IC1 Cynora Sets out its Progress on TADF

Cynora SorinGildas Sorin is from Cynora of Germany but he was a founder of Novaled which was sold to Samsung. He had gone into retirement, but decided to join Cynora because of the opportunity that it had. It is based in Bruchsal near Karlsruhe, Germany and it is working on TADF materials. The team includes the ex-CTO of Osram Opto.

There are more than fifty staff in the team. Sorin is sure that the display business will move to AMOLED and he believes that Samsung will supply 100 million OLED panels by 2018. OLED is currently dominated by LG and Samsung but Chinese companies will enter the market and they are expected to want to dominate that market as they are about to do in LCD.

Power efficiency is a critical factor for OLEDs, but at the same time resolution has to be increased. Red and green materials have been available in phosphorescent mode, but deep blue is not available, partly because of lifetime issues. TADF is said to solve that

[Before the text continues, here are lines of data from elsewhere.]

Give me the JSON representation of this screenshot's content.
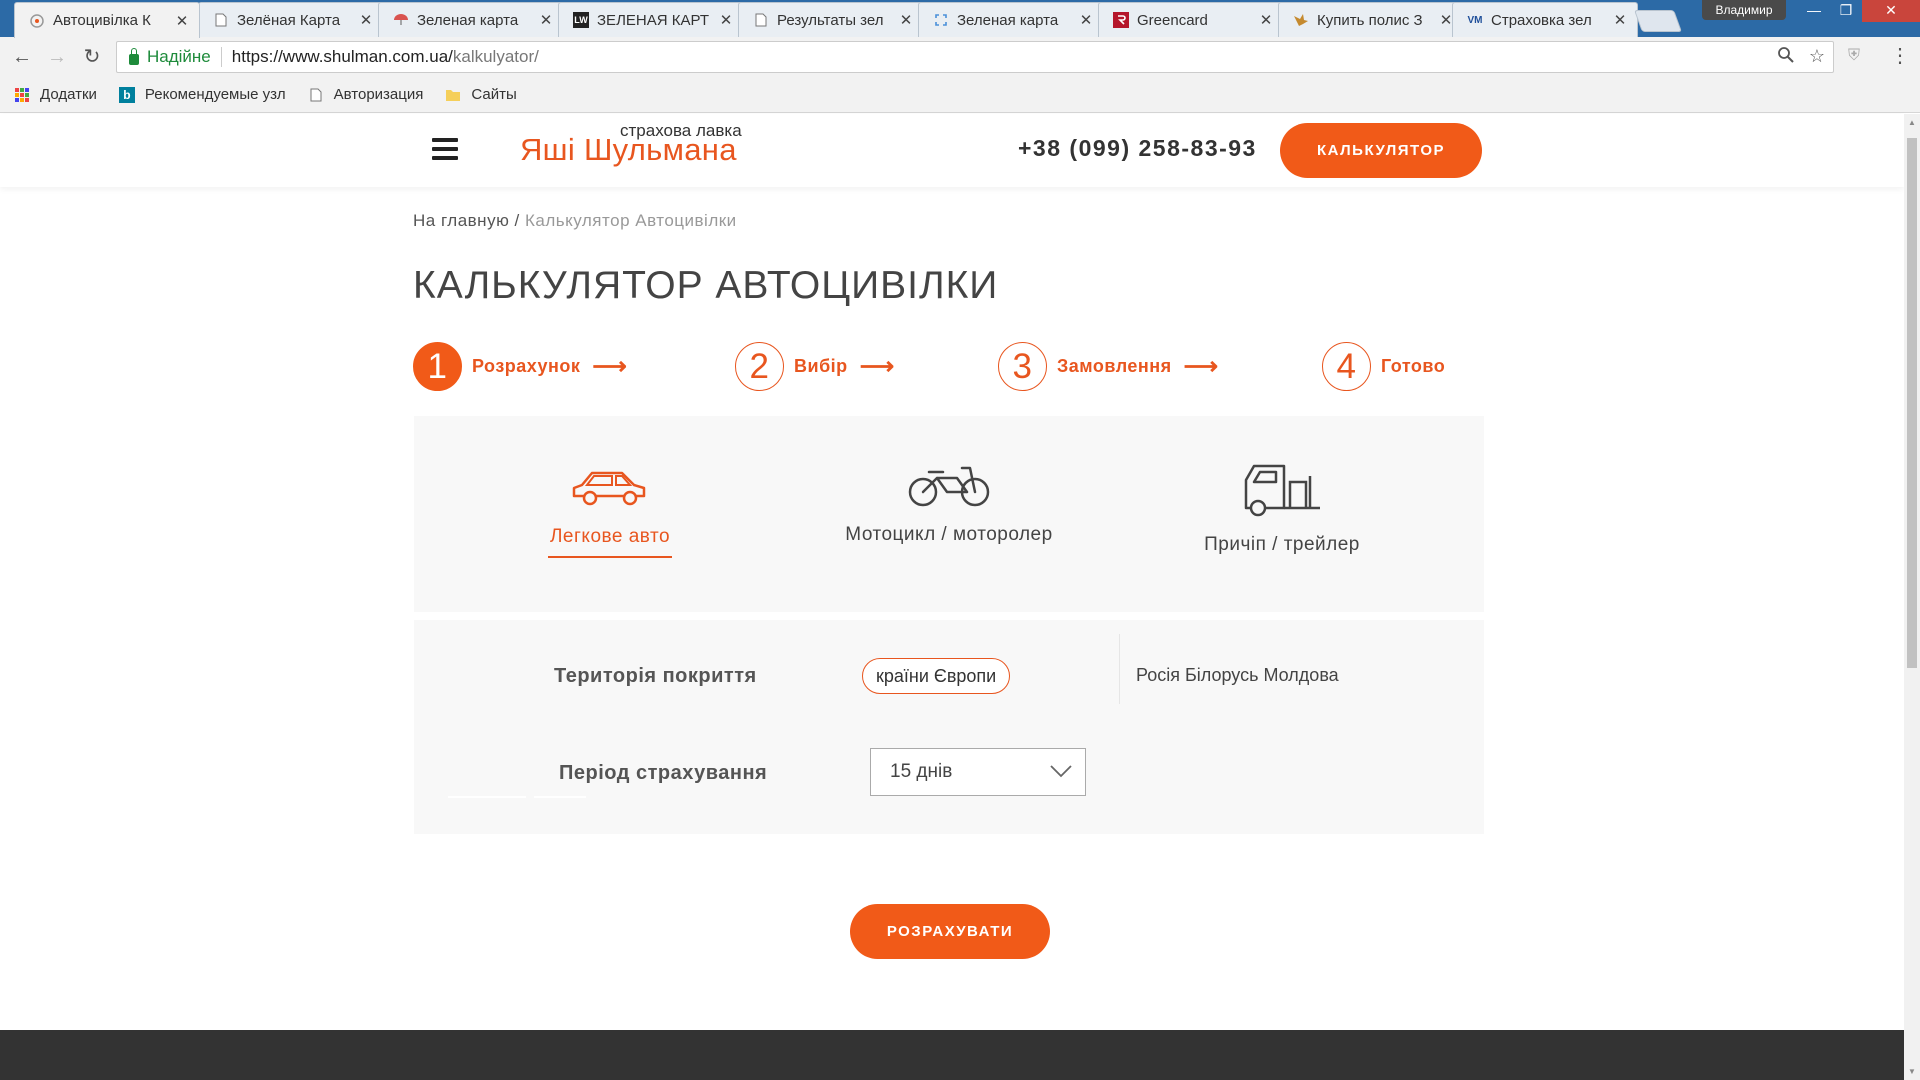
{
  "browser": {
    "tabs": [
      {
        "title": "Автоцивілка К",
        "icon": "shulman-favicon",
        "active": true
      },
      {
        "title": "Зелёная Карта",
        "icon": "page-icon",
        "active": false
      },
      {
        "title": "Зеленая карта",
        "icon": "umbrella-icon",
        "active": false
      },
      {
        "title": "ЗЕЛЕНАЯ КАРТ",
        "icon": "lw-icon",
        "favicon_text": "LW",
        "active": false
      },
      {
        "title": "Результаты зел",
        "icon": "page-icon",
        "active": false
      },
      {
        "title": "Зеленая карта",
        "icon": "loading-icon",
        "active": false
      },
      {
        "title": "Greencard",
        "icon": "greencard-icon",
        "active": false
      },
      {
        "title": "Купить полис З",
        "icon": "bird-icon",
        "active": false
      },
      {
        "title": "Страховка зел",
        "icon": "vm-icon",
        "favicon_text": "VM",
        "active": false
      }
    ],
    "profile_name": "Владимир",
    "security_label": "Надійне",
    "url_host": "https://www.shulman.com.ua/",
    "url_path": "kalkulyator/",
    "bookmarks": [
      {
        "label": "Додатки",
        "icon": "apps-icon"
      },
      {
        "label": "Рекомендуемые узл",
        "icon": "bing-icon"
      },
      {
        "label": "Авторизация",
        "icon": "page-icon"
      },
      {
        "label": "Сайты",
        "icon": "folder-icon"
      }
    ]
  },
  "header": {
    "logo": "Яші Шульмана",
    "logo_sub": "страхова лавка",
    "phone": "+38 (099) 258-83-93",
    "cta": "КАЛЬКУЛЯТОР"
  },
  "breadcrumb": {
    "home": "На главную",
    "separator": " / ",
    "current": "Калькулятор Автоцивілки"
  },
  "title": "КАЛЬКУЛЯТОР АВТОЦИВІЛКИ",
  "steps": [
    {
      "num": "1",
      "label": "Розрахунок",
      "active": true
    },
    {
      "num": "2",
      "label": "Вибір",
      "active": false
    },
    {
      "num": "3",
      "label": "Замовлення",
      "active": false
    },
    {
      "num": "4",
      "label": "Готово",
      "active": false
    }
  ],
  "vehicles": [
    {
      "label": "Легкове авто",
      "icon": "car-icon",
      "selected": true
    },
    {
      "label": "Мотоцикл / моторолер",
      "icon": "motorcycle-icon",
      "selected": false
    },
    {
      "label": "Причіп / трейлер",
      "icon": "trailer-icon",
      "selected": false
    }
  ],
  "territory": {
    "label": "Територія покриття",
    "selected": "країни Європи",
    "alternative": "Росія Білорусь Молдова"
  },
  "period": {
    "label": "Період страхування",
    "value": "15 днів"
  },
  "submit": "РОЗРАХУВАТИ",
  "colors": {
    "accent": "#f15a18",
    "accent_text": "#e8561f",
    "panel_bg": "#f8f8f8",
    "footer_bg": "#333333"
  }
}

Cynora’s material can go up to 20% external quantum efficiency – from around 5% now. As a result this should mean a 2X reduction in power consumption for the device and increase the resolution, at the same time, Sorin said. (for more on the technology, see our previous article Copper Raises OLED Efficiency to 100%)

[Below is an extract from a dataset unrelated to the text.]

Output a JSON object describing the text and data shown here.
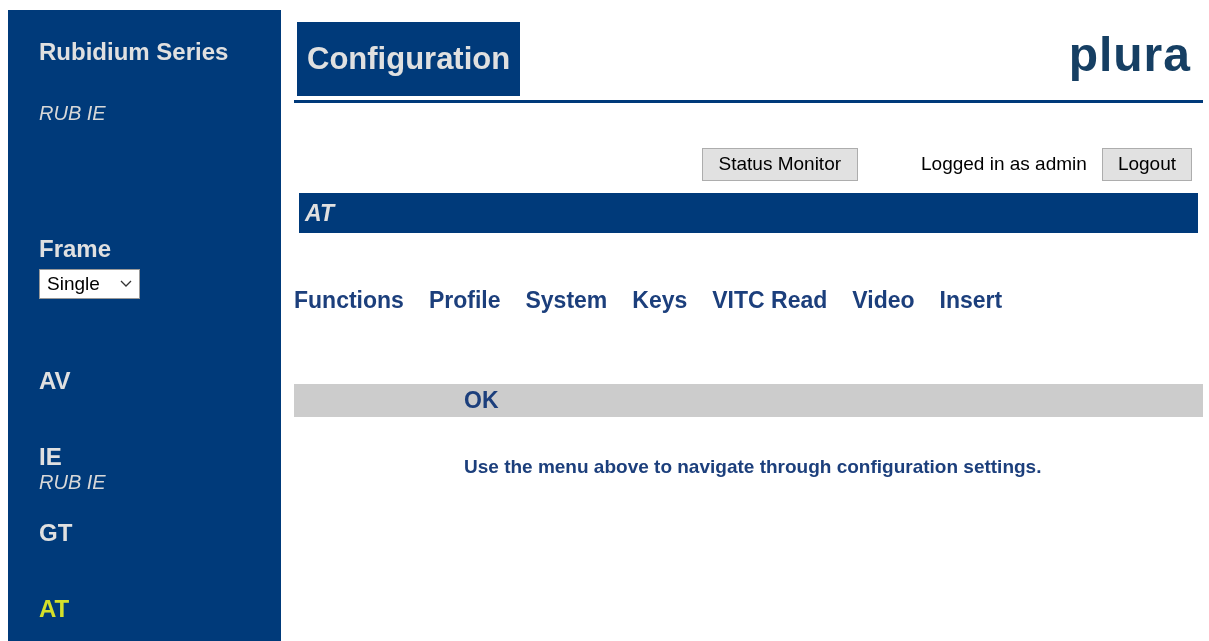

TADF is in the public domain, so there is no patent position, like phosphorescent materials controlled by UDC, Sorin said. The European patent office has taken a strong view on UDC’s patents. but Cynora has a big portfolio of more than 300 patent applications, with around 100 awarded and the total will grow.

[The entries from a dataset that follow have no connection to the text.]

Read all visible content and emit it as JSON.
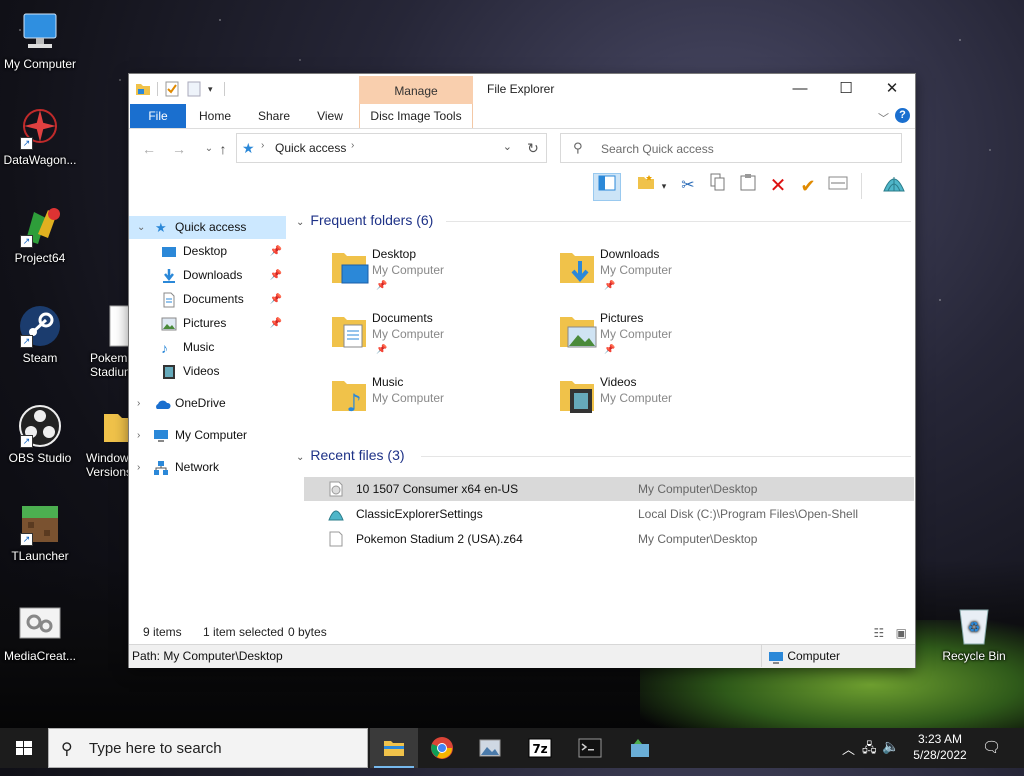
{
  "desktop": {
    "icons": [
      {
        "label": "My Computer"
      },
      {
        "label": "DataWagon..."
      },
      {
        "label": "Project64"
      },
      {
        "label": "Steam"
      },
      {
        "label": "Pokem Stadium"
      },
      {
        "label": "OBS Studio"
      },
      {
        "label": "Window Versions"
      },
      {
        "label": "TLauncher"
      },
      {
        "label": "MediaCreat..."
      },
      {
        "label": "Recycle Bin"
      }
    ]
  },
  "window": {
    "title": "File Explorer",
    "manage_tab": "Manage",
    "controls": {
      "minimize": "—",
      "maximize": "☐",
      "close": "✕"
    },
    "ribbon_tabs": [
      {
        "label": "File"
      },
      {
        "label": "Home"
      },
      {
        "label": "Share"
      },
      {
        "label": "View"
      },
      {
        "label": "Disc Image Tools"
      }
    ],
    "help_label": "?",
    "address": {
      "crumb": "Quick access"
    },
    "search": {
      "placeholder": "Search Quick access"
    }
  },
  "nav": {
    "items": [
      {
        "label": "Quick access",
        "selected": true
      },
      {
        "label": "Desktop"
      },
      {
        "label": "Downloads"
      },
      {
        "label": "Documents"
      },
      {
        "label": "Pictures"
      },
      {
        "label": "Music"
      },
      {
        "label": "Videos"
      },
      {
        "label": "OneDrive"
      },
      {
        "label": "My Computer"
      },
      {
        "label": "Network"
      }
    ]
  },
  "content": {
    "frequent_header": "Frequent folders (6)",
    "frequent": [
      {
        "name": "Desktop",
        "location": "My Computer"
      },
      {
        "name": "Downloads",
        "location": "My Computer"
      },
      {
        "name": "Documents",
        "location": "My Computer"
      },
      {
        "name": "Pictures",
        "location": "My Computer"
      },
      {
        "name": "Music",
        "location": "My Computer"
      },
      {
        "name": "Videos",
        "location": "My Computer"
      }
    ],
    "recent_header": "Recent files (3)",
    "recent": [
      {
        "name": "10 1507 Consumer x64 en-US",
        "path": "My Computer\\Desktop",
        "selected": true
      },
      {
        "name": "ClassicExplorerSettings",
        "path": "Local Disk (C:)\\Program Files\\Open-Shell"
      },
      {
        "name": "Pokemon Stadium 2 (USA).z64",
        "path": "My Computer\\Desktop"
      }
    ]
  },
  "status": {
    "items": "9 items",
    "selected": "1 item selected",
    "size": "0 bytes"
  },
  "pathbar": {
    "path": "Path: My Computer\\Desktop",
    "location": "Computer"
  },
  "taskbar": {
    "search_placeholder": "Type here to search",
    "time": "3:23 AM",
    "date": "5/28/2022"
  },
  "colors": {
    "accent": "#1a6fcf",
    "manage_tab": "#f9cfae",
    "selection": "#cce8ff",
    "header_text": "#1e3287"
  }
}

Blue material has been the focus since October 2015, although the firm has been working on TADF materials for five years. Since October, it has got to 400h (from <1 hour in October to 400 hours now). The company has been working on deep blues, but light blue is being used for lifetime studies.

Soran showed a radar chart of the current fluorescent materials. There is still quite a long way to go with a big next step by September to boost the efficiency for the deep blue. The commercial target is to have material available by the end of the year for testing and hopes to have commercial products using Cynora material available during 2018, with a target of volume production shipments in 2019.

The firm is raising €15 million and the company has three current investors. (BR)